ACTIVITY —
Print out every record exactly as it appears.

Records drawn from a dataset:
__________________________________________________
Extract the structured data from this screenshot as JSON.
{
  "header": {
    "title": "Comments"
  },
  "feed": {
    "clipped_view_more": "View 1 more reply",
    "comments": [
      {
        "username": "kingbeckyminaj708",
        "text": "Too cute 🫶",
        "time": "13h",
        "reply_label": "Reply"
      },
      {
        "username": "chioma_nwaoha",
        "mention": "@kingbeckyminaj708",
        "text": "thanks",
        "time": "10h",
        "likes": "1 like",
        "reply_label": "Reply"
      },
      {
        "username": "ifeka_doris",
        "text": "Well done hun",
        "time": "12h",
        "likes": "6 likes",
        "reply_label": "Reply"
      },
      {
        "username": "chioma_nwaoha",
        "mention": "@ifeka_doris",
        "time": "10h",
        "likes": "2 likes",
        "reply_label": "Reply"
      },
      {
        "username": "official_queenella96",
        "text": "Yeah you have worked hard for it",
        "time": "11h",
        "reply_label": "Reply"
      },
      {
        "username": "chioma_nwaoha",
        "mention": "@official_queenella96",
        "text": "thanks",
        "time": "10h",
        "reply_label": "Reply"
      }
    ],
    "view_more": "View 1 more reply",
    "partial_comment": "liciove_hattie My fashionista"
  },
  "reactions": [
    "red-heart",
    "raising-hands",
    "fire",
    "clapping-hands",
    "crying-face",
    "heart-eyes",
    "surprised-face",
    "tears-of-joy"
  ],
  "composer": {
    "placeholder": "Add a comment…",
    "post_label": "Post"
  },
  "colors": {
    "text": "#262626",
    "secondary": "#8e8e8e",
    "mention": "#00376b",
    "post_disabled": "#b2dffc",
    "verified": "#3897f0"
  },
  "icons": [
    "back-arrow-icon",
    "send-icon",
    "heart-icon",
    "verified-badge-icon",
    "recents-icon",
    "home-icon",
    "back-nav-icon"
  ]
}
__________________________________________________
ANSWER SPACE —
Extract the structured data from this screenshot as JSON.
{
  "header": {
    "title": "Comments"
  },
  "feed": {
    "clipped_view_more": "View 1 more reply",
    "comments": [
      {
        "username": "kingbeckyminaj708",
        "text": "Too cute 🫶",
        "time": "13h",
        "reply_label": "Reply"
      },
      {
        "username": "chioma_nwaoha",
        "mention": "@kingbeckyminaj708",
        "text": "thanks",
        "time": "10h",
        "likes": "1 like",
        "reply_label": "Reply"
      },
      {
        "username": "ifeka_doris",
        "text": "Well done hun",
        "time": "12h",
        "likes": "6 likes",
        "reply_label": "Reply"
      },
      {
        "username": "chioma_nwaoha",
        "mention": "@ifeka_doris",
        "time": "10h",
        "likes": "2 likes",
        "reply_label": "Reply"
      },
      {
        "username": "official_queenella96",
        "text": "Yeah you have worked hard for it",
        "time": "11h",
        "reply_label": "Reply"
      },
      {
        "username": "chioma_nwaoha",
        "mention": "@official_queenella96",
        "text": "thanks",
        "time": "10h",
        "reply_label": "Reply"
      }
    ],
    "view_more": "View 1 more reply",
    "partial_comment": "liciove_hattie My fashionista"
  },
  "reactions": [
    "red-heart",
    "raising-hands",
    "fire",
    "clapping-hands",
    "crying-face",
    "heart-eyes",
    "surprised-face",
    "tears-of-joy"
  ],
  "composer": {
    "placeholder": "Add a comment…",
    "post_label": "Post"
  },
  "colors": {
    "text": "#262626",
    "secondary": "#8e8e8e",
    "mention": "#00376b",
    "post_disabled": "#b2dffc",
    "verified": "#3897f0"
  },
  "icons": [
    "back-arrow-icon",
    "send-icon",
    "heart-icon",
    "verified-badge-icon",
    "recents-icon",
    "home-icon",
    "back-nav-icon"
  ]
}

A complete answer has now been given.